Adam Rubin of ESPN.com added that Piazza will be only the fourth uniformed team member in Mets history to have his number retired. Piazza played for the club from 1998-2005.
The 12-time MLB All-Star spoke about the impending number retirement, thanking majority owner Fred Wilpon and COO Jeff Wilpon in particular, per the team's official news release: "It is such a tremendous honor to have my number retired alongside the great Tom Seaver. My time as a Met was truly special and I want to thank Fred, Jeff and the entire organization for this incredible gesture."
MLB Network Radio's Casey Stern was among those who approved of New York's decision:
Piazza spent approximately eight of his 16 seasons with the Mets and was elected to the Baseball Hall of Fame as part of the Class of 2016.
After enjoying a fine start to his career with the Los Angeles Dodgers, Piazza settled down in the Big Apple for the majority of his remaining playing days. He wasted little time making a tremendous impact, leading the Mets to a World Series appearance in 2000, where they lost to the New York Yankees.
Because of how tremendous a hitter Piazza was with a career .308 batting average and 427 home runs, his prowess at the plate overshadowed his defense.
Although he wasn't the best at keeping runners in check on the basepaths, other facets of Piazza's game as a catcher were respectable.
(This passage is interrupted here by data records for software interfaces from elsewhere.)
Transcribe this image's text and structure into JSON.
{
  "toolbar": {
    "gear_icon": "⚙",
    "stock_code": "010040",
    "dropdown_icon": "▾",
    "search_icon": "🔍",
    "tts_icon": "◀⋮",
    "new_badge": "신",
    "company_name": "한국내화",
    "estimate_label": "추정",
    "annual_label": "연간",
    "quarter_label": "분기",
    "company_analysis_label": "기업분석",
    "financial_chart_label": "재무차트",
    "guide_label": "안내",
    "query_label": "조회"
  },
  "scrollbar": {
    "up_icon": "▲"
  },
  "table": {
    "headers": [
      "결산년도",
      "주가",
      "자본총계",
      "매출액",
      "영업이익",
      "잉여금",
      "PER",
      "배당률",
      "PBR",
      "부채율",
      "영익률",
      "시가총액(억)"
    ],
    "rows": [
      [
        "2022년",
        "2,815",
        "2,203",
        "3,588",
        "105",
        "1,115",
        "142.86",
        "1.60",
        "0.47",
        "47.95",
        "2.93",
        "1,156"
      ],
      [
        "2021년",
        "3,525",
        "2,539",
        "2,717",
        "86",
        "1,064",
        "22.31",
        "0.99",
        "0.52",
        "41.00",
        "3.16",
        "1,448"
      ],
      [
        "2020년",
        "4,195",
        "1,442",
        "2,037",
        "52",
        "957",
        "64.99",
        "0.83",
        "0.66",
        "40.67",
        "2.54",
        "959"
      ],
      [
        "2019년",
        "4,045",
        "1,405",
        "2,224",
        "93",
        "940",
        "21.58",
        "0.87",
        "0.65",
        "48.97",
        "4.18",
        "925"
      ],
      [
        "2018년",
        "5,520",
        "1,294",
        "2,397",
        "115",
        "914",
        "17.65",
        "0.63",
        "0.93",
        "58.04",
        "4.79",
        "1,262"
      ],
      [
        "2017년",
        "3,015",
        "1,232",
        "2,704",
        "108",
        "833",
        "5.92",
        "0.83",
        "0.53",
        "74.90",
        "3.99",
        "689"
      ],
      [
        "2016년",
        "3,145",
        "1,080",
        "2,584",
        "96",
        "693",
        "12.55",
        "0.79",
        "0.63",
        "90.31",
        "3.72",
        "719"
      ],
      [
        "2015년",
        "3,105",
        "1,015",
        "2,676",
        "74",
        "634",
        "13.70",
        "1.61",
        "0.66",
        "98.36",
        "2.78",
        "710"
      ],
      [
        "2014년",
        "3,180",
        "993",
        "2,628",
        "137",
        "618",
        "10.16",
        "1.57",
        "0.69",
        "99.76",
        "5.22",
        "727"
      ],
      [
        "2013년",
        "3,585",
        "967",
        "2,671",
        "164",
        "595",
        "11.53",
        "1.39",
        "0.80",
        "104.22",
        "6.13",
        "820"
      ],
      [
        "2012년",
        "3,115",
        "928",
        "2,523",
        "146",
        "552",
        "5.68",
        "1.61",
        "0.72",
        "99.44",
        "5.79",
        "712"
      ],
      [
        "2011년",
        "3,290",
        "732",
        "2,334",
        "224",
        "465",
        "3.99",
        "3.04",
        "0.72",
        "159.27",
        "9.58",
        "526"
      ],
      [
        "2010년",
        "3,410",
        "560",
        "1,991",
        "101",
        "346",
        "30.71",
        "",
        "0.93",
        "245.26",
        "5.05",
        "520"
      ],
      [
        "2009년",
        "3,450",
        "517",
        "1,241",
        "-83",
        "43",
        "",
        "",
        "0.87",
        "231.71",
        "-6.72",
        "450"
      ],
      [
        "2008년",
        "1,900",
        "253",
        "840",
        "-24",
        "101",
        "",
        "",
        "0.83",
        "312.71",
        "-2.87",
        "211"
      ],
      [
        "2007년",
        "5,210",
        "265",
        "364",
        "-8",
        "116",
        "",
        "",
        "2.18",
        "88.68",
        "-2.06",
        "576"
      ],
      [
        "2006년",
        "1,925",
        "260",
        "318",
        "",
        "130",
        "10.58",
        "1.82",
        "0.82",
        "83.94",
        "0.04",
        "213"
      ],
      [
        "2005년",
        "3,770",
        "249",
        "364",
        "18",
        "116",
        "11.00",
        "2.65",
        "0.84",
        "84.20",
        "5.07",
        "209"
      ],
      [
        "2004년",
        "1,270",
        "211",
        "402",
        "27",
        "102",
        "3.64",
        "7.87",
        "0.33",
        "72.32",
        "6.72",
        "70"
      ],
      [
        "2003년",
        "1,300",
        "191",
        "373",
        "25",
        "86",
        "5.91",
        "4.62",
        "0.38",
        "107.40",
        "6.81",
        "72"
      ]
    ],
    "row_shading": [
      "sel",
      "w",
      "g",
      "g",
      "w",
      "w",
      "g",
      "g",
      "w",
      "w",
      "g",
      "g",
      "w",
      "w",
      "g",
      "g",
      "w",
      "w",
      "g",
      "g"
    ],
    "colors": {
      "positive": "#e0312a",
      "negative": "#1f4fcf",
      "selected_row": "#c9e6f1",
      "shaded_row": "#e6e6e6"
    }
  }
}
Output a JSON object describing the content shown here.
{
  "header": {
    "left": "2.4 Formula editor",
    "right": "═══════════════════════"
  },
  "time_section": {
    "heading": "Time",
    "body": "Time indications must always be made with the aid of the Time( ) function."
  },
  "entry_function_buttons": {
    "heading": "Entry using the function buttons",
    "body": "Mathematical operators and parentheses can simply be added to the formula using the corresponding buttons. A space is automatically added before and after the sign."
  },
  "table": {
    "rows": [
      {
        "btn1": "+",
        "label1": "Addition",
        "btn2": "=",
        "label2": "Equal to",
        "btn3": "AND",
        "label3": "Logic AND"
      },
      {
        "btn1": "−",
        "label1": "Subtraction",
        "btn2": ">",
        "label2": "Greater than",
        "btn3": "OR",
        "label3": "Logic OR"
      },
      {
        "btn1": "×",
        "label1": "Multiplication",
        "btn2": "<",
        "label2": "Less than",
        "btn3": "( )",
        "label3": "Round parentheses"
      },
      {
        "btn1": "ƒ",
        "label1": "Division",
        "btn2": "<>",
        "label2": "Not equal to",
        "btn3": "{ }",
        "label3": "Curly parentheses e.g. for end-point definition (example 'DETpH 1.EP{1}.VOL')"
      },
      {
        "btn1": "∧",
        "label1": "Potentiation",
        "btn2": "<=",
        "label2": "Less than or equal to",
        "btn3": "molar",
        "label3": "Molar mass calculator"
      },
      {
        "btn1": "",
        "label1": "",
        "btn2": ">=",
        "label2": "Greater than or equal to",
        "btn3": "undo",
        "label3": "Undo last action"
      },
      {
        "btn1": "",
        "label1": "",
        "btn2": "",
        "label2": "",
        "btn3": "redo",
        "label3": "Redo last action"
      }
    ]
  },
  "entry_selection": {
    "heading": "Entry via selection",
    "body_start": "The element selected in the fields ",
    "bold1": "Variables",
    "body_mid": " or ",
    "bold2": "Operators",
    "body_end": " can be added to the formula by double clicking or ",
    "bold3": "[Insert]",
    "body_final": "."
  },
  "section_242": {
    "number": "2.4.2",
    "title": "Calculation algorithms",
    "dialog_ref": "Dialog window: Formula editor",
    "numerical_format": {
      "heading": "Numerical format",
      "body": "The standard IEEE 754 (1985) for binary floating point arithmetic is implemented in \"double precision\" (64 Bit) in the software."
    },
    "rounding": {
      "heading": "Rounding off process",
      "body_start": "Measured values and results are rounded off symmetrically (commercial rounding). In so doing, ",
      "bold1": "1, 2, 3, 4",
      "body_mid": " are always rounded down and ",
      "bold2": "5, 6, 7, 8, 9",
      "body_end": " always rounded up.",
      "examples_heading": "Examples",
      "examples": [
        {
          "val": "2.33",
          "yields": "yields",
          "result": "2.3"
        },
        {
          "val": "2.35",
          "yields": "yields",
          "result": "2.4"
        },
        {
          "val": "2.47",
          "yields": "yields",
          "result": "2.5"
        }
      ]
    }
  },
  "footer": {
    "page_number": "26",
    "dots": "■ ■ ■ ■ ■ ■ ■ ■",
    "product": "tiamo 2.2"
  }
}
He was most adept at blocking stray pitches and framing the ball for extra strikes, per FiveThirtyEight's Ben Lindbergh.
On the strength of his unique accomplishments in the batter's box alone Piazza deserved to have his jersey retired. It took until the fourth ballot for his bust to be in Cooperstown, so perhaps it's fitting Piazza will become the fourth Met to have his jersey retired.